- Exercise directions -
Your answer should consist of each line below that contains the string "true".

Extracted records

-=-=-=-=-

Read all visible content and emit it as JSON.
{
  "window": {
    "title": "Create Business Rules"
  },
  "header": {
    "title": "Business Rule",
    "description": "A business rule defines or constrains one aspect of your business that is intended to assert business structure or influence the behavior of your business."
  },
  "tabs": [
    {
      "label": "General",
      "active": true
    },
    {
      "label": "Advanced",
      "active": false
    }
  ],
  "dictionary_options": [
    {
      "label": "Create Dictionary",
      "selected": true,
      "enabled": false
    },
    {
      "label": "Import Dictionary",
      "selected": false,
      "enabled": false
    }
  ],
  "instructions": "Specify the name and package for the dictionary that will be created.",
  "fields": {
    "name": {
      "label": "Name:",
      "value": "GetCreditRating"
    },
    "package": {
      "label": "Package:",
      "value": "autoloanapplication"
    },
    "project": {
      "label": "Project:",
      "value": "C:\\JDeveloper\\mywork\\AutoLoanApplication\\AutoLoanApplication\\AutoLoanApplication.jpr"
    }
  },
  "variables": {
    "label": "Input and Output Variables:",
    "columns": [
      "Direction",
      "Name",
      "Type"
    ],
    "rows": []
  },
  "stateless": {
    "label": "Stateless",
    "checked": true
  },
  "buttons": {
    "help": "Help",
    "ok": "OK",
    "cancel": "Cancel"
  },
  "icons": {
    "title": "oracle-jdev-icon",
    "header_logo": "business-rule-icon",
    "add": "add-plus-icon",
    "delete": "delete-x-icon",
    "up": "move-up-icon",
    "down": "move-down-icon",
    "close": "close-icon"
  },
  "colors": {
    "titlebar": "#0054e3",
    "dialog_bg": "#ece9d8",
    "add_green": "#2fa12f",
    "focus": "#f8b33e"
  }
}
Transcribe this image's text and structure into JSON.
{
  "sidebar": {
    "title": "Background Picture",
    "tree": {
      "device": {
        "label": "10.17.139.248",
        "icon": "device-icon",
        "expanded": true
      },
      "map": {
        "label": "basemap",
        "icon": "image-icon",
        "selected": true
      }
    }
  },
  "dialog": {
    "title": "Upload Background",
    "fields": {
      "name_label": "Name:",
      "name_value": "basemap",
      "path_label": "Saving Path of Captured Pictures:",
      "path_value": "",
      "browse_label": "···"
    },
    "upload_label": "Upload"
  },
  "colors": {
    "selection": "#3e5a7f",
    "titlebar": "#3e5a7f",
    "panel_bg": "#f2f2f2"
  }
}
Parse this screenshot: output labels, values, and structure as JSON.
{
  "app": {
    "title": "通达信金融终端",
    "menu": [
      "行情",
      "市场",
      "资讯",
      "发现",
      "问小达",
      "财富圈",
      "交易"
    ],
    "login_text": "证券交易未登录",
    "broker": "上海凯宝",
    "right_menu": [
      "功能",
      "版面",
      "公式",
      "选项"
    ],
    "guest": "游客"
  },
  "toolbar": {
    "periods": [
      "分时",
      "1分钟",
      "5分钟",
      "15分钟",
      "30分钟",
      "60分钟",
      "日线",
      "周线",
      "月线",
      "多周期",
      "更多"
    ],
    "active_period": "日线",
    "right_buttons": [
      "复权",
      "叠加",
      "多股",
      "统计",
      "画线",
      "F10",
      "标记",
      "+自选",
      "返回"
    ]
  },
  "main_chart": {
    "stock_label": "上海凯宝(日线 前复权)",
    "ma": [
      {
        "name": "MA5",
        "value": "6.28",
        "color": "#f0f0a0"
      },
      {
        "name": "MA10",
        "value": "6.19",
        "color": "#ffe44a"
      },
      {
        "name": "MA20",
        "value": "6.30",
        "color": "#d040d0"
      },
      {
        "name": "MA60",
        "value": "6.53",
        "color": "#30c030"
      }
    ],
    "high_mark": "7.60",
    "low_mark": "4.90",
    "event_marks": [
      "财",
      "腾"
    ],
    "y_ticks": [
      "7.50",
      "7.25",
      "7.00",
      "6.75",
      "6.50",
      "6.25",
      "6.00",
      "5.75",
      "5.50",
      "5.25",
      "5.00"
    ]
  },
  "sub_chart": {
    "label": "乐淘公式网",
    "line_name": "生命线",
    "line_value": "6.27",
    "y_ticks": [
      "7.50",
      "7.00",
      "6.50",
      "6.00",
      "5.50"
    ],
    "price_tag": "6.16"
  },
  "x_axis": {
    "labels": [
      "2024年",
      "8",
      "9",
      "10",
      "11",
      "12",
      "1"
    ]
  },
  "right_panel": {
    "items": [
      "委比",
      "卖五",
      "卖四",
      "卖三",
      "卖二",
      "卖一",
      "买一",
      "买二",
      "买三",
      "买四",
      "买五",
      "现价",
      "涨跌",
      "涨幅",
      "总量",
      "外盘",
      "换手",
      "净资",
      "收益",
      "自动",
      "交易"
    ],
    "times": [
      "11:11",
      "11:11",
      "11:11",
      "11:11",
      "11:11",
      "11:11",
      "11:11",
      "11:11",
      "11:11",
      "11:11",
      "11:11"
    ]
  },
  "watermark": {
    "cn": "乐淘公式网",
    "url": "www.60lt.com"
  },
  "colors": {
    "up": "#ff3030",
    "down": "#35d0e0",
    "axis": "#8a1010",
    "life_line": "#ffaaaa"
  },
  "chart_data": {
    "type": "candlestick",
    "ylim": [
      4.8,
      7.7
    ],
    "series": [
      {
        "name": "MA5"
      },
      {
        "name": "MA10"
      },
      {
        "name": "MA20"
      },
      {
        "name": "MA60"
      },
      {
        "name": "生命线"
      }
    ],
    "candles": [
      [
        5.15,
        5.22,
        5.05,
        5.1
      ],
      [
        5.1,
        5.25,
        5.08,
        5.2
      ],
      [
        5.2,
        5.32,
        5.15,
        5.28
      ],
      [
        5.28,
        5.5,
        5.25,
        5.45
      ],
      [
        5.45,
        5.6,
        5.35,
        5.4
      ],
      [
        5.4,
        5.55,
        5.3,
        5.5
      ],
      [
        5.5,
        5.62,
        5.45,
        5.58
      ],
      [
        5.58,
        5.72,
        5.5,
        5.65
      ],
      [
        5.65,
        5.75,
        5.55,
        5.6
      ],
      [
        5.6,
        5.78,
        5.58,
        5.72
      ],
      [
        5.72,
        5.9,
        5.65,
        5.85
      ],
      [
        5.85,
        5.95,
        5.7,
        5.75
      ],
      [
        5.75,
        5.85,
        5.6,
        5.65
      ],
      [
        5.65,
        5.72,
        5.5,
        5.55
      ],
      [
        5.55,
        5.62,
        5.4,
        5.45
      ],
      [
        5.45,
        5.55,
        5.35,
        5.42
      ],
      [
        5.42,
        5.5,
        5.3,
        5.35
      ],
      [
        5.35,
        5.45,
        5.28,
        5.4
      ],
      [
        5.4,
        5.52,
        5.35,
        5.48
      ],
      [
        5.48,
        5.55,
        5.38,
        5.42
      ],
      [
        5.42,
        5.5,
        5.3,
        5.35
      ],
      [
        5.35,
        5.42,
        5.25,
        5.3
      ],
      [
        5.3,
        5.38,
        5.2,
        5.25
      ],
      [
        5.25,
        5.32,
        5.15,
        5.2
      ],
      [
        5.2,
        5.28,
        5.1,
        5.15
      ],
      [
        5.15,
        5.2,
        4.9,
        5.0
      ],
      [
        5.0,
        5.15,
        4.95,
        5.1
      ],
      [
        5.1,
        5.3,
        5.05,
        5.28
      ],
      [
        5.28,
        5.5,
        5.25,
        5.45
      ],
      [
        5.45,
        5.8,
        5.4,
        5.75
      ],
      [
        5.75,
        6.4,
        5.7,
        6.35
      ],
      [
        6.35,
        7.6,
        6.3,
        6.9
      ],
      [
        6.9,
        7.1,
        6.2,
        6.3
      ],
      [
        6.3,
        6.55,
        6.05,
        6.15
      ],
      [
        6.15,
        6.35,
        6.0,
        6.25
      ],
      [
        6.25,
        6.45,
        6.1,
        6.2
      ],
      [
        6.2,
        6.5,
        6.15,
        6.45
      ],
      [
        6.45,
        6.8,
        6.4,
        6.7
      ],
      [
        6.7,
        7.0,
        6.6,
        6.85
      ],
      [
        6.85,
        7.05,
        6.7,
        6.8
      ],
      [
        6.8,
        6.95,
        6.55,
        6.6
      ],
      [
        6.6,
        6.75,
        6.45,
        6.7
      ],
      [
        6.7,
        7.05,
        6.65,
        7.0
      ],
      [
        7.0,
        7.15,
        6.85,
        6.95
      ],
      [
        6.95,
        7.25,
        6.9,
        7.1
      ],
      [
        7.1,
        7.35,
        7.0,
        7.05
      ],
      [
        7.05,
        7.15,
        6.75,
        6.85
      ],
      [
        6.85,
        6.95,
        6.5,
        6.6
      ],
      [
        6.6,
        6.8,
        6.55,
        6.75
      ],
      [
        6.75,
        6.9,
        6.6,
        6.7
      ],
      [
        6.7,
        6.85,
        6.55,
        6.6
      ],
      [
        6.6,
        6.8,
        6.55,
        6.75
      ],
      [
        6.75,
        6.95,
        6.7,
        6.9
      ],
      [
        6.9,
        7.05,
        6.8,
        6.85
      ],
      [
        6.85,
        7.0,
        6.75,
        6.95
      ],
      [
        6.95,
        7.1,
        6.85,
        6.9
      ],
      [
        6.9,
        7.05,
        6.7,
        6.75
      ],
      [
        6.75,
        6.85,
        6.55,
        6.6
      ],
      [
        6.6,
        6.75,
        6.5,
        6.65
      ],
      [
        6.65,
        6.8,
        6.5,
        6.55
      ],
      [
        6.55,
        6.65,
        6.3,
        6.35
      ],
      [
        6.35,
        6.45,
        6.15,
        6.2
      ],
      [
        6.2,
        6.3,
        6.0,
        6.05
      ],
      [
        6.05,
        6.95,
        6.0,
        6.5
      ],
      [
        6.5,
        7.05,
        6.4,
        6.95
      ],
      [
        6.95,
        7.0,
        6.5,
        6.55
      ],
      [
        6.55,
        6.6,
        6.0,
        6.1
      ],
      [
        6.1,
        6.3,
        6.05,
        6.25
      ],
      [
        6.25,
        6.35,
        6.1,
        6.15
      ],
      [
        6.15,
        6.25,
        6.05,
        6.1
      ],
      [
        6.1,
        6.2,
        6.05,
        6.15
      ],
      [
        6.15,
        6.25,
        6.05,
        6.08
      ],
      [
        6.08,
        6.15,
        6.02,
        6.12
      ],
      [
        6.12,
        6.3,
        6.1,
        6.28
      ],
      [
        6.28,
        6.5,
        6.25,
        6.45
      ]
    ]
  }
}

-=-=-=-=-

- Task solution -
      "active": true
      "selected": true,
    "checked": true
        "expanded": true
        "selected": true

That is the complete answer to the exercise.